À la vôtre !

Blind date

Pastis anyone ?

No plan B


La muse et le coq

La victoire de Michelle

Act #4: Low-fat croissants


So far we’ve learned être et avoir, 2 irregular but essential verbs. Today, we’ll learn another verb irregular verb in the present tense: aller - to go.

ALLER (to go)

Je vais I go
Tu vas You go
Il/elle va He/she goes
Nous allons We go
Vous allez You go
Ils/elles vont They go


- Où vas-tu ?
- Je vais au café.
- Where are you going?
- I’m going to a coffee shop.

Aller litterally means ‘to go’, but it is used figuratively in salutations to say how one is doing.


- Comment allez-vous aujourd’hui ?
- Je vais bien, merci.
- How are you today?
- I’m fine, thanks.

Aller is also used to talk about the near future, what one is going to do.’ In this case, the verb aller is conjugated and followed by an infinitive.


Elle va habiter en France.
She’s going to live in France.

Nous allons être en retard.
We’re going to be late.

In this lesson we introduce 2 idiomatic expressions with aller. Both use the imperative which is the tense used for orders.

Allons-y means “let’go” and Allez-y or vas-y (familiar form) mean “go ahead”

So remember we never say ‘allons’ or ‘va’ alone but attach the y to it which means there.


Prepositions are words used to establish relationships between different parts of a sentence. They usually have spatial or temporal meanings. They are invariable: they have one form, except the one we’re learning about today: à.

The preposition à means ‘to’ or ‘at’. In English, the ‘to’ and the ‘at’ never change. In French, à changes according to the gender of the noun that follows. It also contracts with the definite articles le and les.

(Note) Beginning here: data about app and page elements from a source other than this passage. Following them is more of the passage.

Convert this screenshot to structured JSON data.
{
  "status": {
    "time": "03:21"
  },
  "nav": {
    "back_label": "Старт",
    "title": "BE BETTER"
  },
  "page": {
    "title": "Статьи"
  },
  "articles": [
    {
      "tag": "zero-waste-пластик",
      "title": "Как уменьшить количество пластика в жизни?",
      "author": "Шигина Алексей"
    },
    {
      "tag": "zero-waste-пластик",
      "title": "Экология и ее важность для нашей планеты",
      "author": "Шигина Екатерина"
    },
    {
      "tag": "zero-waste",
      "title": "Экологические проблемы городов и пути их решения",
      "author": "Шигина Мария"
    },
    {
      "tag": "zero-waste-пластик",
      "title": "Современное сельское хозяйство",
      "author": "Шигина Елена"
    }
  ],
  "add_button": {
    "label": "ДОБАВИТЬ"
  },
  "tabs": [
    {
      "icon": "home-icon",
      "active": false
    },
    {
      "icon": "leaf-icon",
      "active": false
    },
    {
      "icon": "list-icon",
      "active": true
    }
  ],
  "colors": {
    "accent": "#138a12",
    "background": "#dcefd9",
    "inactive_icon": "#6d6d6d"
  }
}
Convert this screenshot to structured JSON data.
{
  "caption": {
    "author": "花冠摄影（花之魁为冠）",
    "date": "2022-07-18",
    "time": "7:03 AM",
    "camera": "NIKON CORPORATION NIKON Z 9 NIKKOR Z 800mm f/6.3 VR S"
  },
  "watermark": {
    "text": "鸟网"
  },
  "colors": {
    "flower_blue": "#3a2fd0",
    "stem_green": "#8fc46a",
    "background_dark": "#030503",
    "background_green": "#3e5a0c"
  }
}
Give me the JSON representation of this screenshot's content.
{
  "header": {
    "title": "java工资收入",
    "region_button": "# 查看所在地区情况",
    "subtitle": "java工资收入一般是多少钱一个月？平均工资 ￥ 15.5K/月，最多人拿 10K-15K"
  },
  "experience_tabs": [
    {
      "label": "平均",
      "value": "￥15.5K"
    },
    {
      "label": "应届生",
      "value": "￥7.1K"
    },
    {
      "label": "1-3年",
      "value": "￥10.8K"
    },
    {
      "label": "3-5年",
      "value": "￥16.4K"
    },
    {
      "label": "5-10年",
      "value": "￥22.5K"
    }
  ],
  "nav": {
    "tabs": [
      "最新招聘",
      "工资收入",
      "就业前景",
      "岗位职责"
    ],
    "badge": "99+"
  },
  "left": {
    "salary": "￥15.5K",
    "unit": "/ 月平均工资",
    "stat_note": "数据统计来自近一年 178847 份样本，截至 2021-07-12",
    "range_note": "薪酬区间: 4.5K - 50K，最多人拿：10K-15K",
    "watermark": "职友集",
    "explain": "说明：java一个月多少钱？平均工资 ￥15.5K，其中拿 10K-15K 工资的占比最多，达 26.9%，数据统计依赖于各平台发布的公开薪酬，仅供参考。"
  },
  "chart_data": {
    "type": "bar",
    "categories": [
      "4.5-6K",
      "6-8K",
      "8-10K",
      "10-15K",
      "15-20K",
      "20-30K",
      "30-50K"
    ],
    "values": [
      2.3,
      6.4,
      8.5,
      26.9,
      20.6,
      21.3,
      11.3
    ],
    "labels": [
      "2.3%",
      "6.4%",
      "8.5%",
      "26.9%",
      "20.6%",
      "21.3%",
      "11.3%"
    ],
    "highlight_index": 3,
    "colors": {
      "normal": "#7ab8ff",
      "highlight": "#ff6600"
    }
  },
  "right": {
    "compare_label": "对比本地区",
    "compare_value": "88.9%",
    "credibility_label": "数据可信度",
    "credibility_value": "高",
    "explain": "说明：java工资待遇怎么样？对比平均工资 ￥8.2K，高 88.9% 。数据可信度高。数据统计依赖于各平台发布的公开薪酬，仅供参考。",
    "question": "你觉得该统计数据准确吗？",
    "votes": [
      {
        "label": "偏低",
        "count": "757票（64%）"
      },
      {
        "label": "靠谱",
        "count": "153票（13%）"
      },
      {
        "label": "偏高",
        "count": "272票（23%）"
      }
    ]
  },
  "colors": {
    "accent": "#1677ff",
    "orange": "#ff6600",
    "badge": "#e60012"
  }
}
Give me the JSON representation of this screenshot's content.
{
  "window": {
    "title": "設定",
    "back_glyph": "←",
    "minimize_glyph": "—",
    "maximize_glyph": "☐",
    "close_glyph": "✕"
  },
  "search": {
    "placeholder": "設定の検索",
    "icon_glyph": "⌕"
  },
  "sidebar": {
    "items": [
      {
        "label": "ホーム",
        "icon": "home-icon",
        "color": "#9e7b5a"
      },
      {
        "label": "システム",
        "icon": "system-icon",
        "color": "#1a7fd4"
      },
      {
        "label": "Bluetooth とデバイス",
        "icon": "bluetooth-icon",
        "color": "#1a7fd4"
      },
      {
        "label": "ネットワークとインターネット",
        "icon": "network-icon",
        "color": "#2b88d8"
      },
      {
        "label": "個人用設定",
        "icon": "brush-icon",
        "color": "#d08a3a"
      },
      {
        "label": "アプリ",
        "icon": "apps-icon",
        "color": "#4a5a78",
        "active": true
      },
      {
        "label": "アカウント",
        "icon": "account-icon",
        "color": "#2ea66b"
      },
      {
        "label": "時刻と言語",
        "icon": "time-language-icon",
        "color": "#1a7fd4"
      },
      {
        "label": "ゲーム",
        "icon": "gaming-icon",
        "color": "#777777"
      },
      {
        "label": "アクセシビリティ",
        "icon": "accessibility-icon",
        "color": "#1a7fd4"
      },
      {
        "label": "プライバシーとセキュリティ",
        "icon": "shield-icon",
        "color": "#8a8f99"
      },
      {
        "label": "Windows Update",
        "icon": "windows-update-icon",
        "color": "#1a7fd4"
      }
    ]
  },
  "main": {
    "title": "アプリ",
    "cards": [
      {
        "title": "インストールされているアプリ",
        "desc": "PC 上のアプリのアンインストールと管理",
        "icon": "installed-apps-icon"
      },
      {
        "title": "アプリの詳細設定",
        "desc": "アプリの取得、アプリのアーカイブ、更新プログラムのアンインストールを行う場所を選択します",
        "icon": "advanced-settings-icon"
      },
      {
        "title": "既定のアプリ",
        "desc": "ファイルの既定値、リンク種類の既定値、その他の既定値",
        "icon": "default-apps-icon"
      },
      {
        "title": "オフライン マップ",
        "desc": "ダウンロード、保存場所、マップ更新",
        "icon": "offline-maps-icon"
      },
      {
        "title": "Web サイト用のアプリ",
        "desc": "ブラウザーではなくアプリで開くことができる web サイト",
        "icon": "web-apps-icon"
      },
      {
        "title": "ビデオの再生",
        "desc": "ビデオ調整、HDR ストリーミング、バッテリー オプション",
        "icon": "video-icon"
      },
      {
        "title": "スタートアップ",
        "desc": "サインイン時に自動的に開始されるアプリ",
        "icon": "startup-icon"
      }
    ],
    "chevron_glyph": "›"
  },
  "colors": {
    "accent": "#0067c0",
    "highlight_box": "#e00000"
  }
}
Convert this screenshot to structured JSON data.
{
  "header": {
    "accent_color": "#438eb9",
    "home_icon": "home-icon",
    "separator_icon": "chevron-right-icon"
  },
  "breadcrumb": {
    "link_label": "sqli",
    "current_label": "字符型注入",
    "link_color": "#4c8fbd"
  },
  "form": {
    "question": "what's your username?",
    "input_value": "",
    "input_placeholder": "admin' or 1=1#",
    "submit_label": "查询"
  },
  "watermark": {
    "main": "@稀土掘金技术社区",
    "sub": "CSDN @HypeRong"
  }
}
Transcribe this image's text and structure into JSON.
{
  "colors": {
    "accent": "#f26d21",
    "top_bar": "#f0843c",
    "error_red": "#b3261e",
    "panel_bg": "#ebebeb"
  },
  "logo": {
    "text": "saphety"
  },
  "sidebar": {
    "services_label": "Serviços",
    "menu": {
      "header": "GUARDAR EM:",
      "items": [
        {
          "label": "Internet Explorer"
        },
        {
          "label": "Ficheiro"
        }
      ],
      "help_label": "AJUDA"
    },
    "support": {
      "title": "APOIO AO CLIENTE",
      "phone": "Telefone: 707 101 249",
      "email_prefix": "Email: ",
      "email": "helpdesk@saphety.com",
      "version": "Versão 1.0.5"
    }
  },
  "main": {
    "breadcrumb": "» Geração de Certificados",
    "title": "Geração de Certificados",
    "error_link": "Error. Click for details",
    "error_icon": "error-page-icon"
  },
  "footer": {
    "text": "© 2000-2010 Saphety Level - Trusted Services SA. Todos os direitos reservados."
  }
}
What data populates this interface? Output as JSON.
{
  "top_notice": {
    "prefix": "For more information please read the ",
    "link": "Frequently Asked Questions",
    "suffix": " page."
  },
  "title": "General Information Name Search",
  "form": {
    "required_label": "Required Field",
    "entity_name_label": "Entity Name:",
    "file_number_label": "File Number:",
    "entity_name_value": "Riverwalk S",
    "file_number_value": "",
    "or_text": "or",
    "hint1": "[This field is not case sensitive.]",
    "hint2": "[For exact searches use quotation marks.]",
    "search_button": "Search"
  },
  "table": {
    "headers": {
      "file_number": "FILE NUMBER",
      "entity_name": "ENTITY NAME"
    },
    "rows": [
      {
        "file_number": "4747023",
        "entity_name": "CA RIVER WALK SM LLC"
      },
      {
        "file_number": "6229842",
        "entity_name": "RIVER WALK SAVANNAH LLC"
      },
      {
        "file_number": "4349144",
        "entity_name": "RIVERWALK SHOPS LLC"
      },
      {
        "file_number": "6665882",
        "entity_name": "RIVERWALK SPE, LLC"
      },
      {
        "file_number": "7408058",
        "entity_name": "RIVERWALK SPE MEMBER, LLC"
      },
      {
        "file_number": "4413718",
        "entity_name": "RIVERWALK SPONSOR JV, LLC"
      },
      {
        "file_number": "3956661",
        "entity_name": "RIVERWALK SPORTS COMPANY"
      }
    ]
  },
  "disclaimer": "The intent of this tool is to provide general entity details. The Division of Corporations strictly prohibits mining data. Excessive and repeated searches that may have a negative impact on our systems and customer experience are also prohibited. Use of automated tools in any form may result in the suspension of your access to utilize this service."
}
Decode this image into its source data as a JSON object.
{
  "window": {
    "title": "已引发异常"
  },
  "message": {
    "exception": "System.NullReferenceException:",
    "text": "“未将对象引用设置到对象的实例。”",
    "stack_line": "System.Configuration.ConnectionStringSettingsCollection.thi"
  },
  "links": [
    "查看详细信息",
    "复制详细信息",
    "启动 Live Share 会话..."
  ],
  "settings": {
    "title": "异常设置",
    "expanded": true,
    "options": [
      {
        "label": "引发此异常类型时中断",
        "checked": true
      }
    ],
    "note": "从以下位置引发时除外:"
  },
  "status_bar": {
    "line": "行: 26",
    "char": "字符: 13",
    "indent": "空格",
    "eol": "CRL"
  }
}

à + la = à la à la banque / à la boulangerie / à la maison
à + le = au au café / au restaurant / au marché
à + les = aux aux États-Unis


Je vais à la banque.
I’m going to the bank.
Je vais au restaurant.
I’m going to the restaurant.

Je vais aux États-Unis.
I’m going to the USA.

For masculine and feminine words beginning with a vowel or a silent h, we’ll use à l’

Je vais à l’hôpital.
I’m going to the hospital.

When your destination is a city, you will always use à.

- Je vais à Paris. Et toi ?
- Je vais à Boston.
- I’m going to Paris, and you?
- I’m going to Boston.

Note that for France (and other countries), you will use en, whether you talk about the destination or the geographic location. We’ll learn why in another lesson.

Nous allons en France.
We’re going to France.

En France, il y a beaucoup de cafés.
In France, there are many coffee shops.

For masculine names of countries, we do use "au". For example, "au Mexique", but not "à l' " because even for masculine names of countries that start with a vowel or a mute "h" we use "en". For example, "en Irak".